Say how many lines below contain the word "data". The number is the entire reply.
__________
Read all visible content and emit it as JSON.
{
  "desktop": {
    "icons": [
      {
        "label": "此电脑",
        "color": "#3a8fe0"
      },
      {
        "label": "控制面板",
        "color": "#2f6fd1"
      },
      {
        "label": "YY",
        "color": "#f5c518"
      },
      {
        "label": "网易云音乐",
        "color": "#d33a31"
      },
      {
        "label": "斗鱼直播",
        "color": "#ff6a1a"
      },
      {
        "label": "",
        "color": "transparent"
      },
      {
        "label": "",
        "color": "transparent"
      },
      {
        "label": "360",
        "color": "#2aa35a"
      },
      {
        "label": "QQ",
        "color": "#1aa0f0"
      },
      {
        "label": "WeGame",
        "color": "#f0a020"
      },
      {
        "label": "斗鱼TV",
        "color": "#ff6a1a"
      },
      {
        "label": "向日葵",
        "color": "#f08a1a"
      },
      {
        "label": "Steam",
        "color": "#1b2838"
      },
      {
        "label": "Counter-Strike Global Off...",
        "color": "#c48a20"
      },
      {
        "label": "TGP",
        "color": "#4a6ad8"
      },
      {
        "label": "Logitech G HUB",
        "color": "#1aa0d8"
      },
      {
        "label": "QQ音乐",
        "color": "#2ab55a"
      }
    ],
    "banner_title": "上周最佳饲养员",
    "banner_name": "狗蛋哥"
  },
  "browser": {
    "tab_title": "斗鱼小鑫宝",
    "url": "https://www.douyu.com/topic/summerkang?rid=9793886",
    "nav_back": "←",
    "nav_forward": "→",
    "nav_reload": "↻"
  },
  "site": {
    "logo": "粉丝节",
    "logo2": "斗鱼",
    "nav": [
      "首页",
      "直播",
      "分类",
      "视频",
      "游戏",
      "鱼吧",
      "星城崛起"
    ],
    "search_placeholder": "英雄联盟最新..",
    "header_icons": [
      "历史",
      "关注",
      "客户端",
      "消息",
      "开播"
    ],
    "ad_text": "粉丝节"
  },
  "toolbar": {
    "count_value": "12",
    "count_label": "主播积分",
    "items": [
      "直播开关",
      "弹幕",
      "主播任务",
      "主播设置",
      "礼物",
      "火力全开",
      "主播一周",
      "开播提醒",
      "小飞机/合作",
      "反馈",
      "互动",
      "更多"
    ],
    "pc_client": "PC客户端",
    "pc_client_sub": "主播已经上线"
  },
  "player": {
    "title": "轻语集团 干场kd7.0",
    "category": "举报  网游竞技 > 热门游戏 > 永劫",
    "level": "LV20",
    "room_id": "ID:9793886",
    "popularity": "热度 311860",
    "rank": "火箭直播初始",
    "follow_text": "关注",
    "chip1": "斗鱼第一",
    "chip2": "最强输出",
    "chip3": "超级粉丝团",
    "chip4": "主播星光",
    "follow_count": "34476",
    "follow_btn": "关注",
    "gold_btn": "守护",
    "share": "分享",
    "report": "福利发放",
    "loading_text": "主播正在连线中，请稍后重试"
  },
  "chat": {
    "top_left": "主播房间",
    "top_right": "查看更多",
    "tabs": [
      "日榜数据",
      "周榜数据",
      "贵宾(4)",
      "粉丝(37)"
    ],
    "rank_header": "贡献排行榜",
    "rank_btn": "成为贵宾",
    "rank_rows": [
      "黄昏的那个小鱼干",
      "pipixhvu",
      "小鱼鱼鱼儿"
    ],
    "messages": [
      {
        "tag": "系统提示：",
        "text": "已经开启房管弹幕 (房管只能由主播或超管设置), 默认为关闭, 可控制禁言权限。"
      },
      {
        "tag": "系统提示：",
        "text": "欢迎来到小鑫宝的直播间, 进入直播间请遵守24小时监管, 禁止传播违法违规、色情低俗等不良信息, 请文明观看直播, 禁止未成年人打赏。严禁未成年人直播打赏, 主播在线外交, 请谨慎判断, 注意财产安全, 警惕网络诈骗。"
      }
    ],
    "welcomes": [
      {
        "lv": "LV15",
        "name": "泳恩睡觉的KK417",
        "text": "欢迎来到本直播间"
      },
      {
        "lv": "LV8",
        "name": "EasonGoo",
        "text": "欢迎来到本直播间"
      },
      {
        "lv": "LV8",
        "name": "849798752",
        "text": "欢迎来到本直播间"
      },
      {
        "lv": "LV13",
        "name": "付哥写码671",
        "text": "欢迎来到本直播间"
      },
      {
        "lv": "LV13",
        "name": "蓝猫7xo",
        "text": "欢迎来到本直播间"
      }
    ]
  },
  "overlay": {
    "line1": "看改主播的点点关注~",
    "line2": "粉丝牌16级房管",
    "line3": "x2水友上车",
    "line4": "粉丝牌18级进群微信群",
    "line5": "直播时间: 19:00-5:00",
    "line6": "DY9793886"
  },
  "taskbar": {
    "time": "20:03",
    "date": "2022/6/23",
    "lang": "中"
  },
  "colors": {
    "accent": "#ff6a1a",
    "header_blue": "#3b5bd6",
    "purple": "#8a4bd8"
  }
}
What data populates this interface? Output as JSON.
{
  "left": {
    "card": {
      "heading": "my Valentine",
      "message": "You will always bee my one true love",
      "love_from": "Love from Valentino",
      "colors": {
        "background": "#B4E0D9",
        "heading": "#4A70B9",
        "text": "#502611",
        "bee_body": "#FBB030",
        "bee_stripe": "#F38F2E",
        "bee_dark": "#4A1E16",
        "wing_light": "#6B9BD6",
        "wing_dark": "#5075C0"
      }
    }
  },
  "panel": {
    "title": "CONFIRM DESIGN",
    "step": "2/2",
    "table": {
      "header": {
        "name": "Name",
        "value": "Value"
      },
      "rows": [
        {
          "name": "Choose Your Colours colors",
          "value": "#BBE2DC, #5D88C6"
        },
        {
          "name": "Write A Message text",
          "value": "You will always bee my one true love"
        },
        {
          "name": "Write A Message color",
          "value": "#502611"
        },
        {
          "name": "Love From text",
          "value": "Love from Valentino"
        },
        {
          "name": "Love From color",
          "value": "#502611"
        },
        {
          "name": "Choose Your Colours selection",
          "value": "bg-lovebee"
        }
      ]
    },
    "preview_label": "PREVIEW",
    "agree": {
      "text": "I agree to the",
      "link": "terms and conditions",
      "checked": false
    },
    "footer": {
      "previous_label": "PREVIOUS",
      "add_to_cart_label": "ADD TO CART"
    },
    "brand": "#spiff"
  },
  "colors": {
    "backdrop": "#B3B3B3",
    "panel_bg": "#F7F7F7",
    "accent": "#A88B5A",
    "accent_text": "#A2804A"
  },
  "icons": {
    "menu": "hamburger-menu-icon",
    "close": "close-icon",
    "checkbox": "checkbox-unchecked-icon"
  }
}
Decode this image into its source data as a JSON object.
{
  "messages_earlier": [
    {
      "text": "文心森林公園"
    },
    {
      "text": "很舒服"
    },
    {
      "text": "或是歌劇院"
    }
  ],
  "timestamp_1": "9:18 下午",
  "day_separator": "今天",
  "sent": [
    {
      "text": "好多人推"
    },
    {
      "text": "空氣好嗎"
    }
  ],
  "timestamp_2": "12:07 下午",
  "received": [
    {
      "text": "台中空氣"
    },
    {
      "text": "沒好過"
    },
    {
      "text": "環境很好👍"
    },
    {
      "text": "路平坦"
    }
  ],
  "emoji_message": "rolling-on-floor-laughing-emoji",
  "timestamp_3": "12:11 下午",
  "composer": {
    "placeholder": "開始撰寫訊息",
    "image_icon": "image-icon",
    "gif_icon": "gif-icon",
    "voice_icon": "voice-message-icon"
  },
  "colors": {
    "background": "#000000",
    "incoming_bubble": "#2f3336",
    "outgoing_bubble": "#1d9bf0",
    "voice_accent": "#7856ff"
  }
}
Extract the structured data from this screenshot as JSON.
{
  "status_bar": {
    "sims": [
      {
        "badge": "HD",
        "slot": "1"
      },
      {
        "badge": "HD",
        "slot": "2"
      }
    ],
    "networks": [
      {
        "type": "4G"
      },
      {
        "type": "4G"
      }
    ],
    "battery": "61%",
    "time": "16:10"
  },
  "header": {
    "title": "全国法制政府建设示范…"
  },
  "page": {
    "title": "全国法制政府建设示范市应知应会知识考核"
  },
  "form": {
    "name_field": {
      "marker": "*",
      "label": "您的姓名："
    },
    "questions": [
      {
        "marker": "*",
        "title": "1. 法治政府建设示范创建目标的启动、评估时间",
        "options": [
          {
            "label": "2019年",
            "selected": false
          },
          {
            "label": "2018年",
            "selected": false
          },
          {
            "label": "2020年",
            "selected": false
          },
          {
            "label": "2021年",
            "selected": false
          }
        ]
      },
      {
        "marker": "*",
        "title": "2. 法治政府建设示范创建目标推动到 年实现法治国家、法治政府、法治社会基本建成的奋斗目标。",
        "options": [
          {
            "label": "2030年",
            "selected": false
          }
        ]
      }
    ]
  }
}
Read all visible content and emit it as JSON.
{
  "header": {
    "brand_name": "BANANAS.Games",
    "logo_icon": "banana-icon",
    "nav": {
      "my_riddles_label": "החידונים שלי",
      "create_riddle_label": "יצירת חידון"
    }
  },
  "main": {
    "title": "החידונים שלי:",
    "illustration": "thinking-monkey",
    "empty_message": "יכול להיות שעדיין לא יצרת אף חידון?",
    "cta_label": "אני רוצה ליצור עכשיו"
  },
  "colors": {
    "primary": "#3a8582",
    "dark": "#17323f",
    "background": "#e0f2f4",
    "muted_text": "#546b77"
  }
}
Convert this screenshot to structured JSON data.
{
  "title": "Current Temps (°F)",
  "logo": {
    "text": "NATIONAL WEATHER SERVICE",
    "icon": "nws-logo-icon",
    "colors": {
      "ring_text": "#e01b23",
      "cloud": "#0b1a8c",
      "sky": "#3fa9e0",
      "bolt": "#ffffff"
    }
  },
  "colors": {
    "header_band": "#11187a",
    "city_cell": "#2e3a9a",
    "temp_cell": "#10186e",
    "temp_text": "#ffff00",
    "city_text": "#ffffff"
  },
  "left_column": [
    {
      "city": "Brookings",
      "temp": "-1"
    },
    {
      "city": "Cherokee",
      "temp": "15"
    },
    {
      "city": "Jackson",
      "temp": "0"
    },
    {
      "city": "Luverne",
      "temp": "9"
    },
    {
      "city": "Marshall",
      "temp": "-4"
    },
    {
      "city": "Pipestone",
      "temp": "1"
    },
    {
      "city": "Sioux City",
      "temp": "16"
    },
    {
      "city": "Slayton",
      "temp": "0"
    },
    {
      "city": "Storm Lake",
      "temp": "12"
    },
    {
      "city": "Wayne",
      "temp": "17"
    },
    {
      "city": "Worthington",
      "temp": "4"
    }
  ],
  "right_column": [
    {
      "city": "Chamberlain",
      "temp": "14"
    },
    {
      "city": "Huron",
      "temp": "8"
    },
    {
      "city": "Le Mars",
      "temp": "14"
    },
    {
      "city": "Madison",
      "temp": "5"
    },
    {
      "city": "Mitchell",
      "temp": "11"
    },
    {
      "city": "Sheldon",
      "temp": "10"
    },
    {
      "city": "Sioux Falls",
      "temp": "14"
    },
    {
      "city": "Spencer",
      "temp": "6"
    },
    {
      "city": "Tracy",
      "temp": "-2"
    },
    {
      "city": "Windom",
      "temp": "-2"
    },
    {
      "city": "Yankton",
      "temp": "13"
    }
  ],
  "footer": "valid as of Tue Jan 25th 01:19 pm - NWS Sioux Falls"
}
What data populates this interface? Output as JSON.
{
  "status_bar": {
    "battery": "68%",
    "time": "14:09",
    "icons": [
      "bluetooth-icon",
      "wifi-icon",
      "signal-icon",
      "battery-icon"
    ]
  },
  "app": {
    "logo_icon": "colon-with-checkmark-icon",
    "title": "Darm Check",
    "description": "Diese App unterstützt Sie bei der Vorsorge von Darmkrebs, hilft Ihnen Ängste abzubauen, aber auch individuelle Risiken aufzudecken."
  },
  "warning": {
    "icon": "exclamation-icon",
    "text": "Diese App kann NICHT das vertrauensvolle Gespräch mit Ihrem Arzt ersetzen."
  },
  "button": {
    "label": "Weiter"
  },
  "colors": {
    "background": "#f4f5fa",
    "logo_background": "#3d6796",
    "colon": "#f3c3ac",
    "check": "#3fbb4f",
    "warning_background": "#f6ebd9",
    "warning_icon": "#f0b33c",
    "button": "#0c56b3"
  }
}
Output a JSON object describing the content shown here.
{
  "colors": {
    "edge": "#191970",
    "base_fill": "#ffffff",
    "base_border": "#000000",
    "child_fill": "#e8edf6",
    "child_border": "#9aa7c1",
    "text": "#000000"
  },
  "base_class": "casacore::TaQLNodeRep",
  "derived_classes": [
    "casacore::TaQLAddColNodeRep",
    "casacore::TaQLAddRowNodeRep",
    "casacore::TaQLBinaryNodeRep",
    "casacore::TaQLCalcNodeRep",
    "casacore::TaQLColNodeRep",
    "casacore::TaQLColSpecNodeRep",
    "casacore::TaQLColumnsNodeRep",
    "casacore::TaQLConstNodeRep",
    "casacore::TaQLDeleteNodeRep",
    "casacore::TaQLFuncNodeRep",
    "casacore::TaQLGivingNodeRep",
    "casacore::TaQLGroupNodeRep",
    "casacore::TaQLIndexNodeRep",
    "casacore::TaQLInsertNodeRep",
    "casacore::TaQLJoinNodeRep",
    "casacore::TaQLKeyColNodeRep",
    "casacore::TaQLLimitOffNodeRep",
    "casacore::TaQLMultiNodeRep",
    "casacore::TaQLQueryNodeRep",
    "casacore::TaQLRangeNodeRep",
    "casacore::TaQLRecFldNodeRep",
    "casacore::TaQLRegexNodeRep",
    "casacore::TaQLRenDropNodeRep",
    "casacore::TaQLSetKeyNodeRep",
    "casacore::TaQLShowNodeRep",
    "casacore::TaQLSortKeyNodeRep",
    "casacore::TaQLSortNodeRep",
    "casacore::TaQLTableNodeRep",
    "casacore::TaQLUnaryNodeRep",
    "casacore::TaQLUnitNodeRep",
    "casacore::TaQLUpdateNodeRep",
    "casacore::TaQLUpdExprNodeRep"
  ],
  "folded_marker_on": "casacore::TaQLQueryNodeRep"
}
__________
■ **TASK SOLUTION**
5